During the National Medals of Arts and Humanities Awards Ceremony, the President began with his usual eloquence: “Michelle and I believe that the arts and humanities are reflective of our national soul. They’re central to who we are as Americans: dreamers, storytellers, innovators and visionaries. They’re what helps us make sense of the past, the good and the bad. They’re how we chart a course for the future while leaving something of ourselves for the next generation to learn from.”
These words are so true of Ralph Lemon and his work. The choreographer from Minneapolis dropped the comfort of his own company and traveled to Africa, Asia and the American South to delve into his heritage. In so doing he questioned everything he knew as a dancemaker and asked instead, What does it mean to be an American? And, What does it mean to be a citizen of the world? Over ten years starting in 1997, he created a monumental trilogy of works at Brooklyn Academy of Music: Geography, Tree and Come home Charlie Patton.
In his more recent How Can You Stay in the House All Day and Not Go Anywhere? (2010), he again threw out everything he knew. The piece was so exhausting for the dancers that the title could just as well have been "What Kind of Dance Do You Make When Life Falls Apart?" (I was blown away by it.)
Not only a choreographer (or, one might say, an anti-choreographer), Lemon has also been central to the current trend of dancing in museums. He’s been so instrumental as a curator at the Museum of Modern Art that they just published a book about him. (He has also created a book of writings and drawings with each work in the trilogy.)
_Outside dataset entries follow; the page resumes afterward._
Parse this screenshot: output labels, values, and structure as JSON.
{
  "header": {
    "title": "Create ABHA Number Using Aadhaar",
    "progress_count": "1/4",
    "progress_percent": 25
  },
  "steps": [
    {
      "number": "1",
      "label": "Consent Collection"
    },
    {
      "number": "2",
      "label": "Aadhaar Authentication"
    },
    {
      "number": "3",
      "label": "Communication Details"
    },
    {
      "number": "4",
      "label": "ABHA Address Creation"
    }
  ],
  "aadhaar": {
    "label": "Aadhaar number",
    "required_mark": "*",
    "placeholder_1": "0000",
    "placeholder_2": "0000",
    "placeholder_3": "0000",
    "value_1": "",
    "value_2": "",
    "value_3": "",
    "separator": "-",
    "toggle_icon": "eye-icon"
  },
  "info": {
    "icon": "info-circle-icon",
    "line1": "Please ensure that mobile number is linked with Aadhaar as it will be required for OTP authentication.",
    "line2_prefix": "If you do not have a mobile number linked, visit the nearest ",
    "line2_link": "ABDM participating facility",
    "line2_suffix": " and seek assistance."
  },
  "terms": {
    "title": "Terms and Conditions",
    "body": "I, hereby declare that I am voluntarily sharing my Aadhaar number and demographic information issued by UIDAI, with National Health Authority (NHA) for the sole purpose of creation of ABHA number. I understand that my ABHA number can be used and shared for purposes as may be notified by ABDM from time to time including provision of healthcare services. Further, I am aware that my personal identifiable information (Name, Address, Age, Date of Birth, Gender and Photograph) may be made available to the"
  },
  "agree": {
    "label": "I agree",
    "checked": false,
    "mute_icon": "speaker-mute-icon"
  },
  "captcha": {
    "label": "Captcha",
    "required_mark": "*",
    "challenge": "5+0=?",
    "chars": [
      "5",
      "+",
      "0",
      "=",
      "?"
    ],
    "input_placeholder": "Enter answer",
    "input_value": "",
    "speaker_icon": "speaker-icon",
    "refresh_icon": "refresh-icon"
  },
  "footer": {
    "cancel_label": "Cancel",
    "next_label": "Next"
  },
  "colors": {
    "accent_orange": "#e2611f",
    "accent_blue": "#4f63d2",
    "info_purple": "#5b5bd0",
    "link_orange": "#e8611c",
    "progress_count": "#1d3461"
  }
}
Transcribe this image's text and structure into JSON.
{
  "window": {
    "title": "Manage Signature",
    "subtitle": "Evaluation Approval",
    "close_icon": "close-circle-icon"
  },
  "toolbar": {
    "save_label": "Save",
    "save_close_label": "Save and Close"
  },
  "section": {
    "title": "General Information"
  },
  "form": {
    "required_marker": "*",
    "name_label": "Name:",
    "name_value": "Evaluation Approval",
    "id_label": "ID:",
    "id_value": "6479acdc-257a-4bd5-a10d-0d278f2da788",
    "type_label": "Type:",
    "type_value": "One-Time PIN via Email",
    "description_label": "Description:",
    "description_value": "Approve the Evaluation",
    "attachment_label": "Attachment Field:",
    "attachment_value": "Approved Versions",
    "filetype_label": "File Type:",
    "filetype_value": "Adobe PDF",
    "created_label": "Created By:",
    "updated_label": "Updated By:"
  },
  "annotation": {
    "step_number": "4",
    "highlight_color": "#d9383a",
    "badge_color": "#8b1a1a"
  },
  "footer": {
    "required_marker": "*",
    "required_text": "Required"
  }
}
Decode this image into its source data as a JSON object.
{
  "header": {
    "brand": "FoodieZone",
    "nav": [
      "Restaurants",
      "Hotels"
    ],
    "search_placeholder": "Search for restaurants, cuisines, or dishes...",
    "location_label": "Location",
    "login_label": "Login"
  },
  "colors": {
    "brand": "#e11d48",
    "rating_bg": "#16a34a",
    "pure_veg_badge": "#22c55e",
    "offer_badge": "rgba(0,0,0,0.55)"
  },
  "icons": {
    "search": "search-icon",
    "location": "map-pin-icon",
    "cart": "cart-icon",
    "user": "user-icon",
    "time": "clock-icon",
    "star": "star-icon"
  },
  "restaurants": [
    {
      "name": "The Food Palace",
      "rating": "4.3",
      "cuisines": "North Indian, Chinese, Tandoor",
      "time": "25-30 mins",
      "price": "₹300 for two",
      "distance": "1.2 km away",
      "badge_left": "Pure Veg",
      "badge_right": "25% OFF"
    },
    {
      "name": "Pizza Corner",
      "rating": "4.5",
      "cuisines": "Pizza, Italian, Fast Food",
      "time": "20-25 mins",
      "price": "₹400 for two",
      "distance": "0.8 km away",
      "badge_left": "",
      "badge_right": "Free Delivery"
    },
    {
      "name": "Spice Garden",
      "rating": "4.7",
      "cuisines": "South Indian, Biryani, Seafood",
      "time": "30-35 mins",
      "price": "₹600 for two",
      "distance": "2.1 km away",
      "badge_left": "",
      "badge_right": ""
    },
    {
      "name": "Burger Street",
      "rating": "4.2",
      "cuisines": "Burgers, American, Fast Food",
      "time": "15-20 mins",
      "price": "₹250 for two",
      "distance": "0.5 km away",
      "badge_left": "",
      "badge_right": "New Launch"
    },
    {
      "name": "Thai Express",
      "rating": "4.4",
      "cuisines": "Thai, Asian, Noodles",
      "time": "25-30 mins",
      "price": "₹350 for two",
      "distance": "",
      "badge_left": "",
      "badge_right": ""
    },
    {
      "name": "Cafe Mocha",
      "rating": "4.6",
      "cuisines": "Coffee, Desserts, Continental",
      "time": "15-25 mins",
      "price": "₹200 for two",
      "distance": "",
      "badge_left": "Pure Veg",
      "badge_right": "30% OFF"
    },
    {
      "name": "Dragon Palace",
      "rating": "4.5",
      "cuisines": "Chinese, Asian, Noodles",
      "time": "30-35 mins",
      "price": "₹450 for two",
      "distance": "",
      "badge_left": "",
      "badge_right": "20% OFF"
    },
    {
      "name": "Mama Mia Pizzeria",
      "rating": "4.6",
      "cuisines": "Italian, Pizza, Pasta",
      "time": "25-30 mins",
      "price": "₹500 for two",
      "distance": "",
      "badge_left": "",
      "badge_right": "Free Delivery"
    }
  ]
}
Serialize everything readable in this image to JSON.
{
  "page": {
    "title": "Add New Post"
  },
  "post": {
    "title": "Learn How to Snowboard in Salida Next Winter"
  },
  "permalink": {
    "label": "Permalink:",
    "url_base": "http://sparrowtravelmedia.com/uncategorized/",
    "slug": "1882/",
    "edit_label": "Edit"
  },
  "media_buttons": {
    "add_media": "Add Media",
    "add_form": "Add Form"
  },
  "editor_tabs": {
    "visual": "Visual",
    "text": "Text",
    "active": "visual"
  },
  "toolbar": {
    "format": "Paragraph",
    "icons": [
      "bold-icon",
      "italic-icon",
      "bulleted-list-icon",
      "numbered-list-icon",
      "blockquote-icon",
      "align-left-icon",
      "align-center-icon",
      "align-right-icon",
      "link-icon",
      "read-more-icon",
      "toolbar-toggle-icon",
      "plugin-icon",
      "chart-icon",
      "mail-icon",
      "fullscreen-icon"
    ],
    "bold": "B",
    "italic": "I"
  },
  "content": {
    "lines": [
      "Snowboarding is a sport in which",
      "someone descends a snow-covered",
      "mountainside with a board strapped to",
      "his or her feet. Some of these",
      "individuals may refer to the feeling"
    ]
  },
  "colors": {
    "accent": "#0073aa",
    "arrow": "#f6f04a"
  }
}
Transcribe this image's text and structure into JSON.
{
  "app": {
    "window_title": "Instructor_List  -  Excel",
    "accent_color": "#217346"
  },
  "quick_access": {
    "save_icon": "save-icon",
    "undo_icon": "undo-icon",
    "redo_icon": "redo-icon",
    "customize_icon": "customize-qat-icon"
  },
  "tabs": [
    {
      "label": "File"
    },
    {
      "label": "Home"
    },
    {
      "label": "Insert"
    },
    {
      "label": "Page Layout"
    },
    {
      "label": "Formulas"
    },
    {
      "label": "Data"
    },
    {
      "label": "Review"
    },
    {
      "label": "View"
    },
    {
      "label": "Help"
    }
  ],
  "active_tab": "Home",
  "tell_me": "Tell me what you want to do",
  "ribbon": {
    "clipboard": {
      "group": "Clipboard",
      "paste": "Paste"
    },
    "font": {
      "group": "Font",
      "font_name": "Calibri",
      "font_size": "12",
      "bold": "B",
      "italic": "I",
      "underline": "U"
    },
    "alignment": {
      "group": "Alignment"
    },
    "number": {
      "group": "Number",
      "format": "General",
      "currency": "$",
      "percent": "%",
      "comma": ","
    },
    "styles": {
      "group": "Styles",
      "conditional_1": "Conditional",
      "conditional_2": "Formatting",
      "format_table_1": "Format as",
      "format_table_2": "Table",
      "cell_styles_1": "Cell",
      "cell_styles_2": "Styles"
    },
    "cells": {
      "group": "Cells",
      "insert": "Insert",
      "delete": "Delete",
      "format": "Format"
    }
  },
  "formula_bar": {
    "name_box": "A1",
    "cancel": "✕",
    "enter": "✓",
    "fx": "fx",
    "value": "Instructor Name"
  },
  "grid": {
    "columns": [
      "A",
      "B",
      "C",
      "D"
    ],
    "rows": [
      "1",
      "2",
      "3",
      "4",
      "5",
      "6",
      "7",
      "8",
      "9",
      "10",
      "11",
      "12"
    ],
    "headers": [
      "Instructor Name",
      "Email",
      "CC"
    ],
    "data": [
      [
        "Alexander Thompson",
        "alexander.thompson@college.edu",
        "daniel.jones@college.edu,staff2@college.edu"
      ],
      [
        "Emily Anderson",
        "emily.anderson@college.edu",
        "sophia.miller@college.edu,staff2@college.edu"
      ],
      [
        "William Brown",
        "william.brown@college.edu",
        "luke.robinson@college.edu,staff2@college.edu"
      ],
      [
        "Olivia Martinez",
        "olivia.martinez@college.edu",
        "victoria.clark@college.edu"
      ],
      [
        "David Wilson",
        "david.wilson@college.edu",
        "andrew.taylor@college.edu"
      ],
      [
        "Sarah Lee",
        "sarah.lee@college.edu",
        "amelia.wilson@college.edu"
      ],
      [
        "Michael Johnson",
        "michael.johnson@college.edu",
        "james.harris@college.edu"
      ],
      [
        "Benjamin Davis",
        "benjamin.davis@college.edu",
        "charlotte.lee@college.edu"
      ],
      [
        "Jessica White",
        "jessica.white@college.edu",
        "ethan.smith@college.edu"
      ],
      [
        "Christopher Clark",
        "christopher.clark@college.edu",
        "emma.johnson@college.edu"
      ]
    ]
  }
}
In a quick email a few days after the ceremony, this is what Lemon said about the people he met: “Obama is a prince, beyond his presidential highness! And 90-year-old Brooks is a genius joke machine; every time he opened his mouth something hilarious filled the room. Met Berry Gordy too. I told him his music made my young life a joyful dance. He was remarkably convivial and generous.”
It was a good day for dance and music.
As Dance Magazine editors, we admittedly spend more time than we'd like sifting through stock photography. Some of it is good, more of it is bad and most of it is just plain awkward.
But when paired with the right caption, those shots magically transform from head-scratchers to meme-worthy images that illustrate our singular experience as dancers. You can thank the internet for this special salute to dancer moods.
It's no surprise that dancers make some of the best TED Talk presenters. Not only are they great performers, but they've got unique knowledge to share. And they can dance!
If you're in need of a midweek boost, look no further than these eight presentations from some incredibly inspiring dance artists.
The Primetime Emmy Award nominations are out! Congrats to the seven choreographers who earned nods for their exceptional TV work this year. Notably, that work was made for just two shows, "So You Think You Can Dance" and "World of Dance."
And there was a particularly remarkable snub: While the dance-filled hit "Fosse/Verdon" earned 17 nominations across many of the major categories, Andy Blankenbuehler's fabulous Fosse remixes weren't recognized in the Outstanding Choreography field.
Here are all the dance routines up for Emmys:
"Dancers can do everything these days," I announced to whoever was in earshot at the Jacob's Pillow Archives during a recent summer. I had just been dazzled by footage of a ballet dancer performing hip hop, remarkably well. But my very next thought was, What if that isn't always a good thing? What if what one can't do is the very thing that lends character?